Element data from apps and pages

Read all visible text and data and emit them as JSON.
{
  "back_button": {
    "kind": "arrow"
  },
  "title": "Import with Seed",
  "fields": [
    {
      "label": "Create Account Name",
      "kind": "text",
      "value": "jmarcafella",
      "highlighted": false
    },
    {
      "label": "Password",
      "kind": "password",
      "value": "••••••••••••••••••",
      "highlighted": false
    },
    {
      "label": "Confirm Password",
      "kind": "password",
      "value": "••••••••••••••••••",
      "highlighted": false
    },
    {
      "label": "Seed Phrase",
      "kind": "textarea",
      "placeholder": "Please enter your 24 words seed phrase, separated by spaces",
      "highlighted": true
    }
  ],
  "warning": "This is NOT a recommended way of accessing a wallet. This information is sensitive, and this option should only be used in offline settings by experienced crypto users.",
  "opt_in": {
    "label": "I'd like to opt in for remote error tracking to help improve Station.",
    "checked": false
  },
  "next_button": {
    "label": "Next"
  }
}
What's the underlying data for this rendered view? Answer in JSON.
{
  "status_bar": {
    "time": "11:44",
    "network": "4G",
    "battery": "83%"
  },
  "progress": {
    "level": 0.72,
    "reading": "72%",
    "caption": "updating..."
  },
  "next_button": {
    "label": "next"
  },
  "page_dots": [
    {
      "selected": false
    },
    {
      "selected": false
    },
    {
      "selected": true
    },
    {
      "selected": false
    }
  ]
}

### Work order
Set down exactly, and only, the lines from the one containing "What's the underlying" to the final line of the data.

### Result for this task
What's the underlying data for this rendered view? Answer in JSON.
{
  "status_bar": {
    "time": "11:44",
    "network": "4G",
    "battery": "83%"
  },
  "progress": {
    "level": 0.72,
    "reading": "72%",
    "caption": "updating..."
  },
  "next_button": {
    "label": "next"
  },
  "page_dots": [
    {
      "selected": false
    },
    {
      "selected": false
    },
    {
      "selected": true
    },
    {
      "selected": false
    }
  ]
}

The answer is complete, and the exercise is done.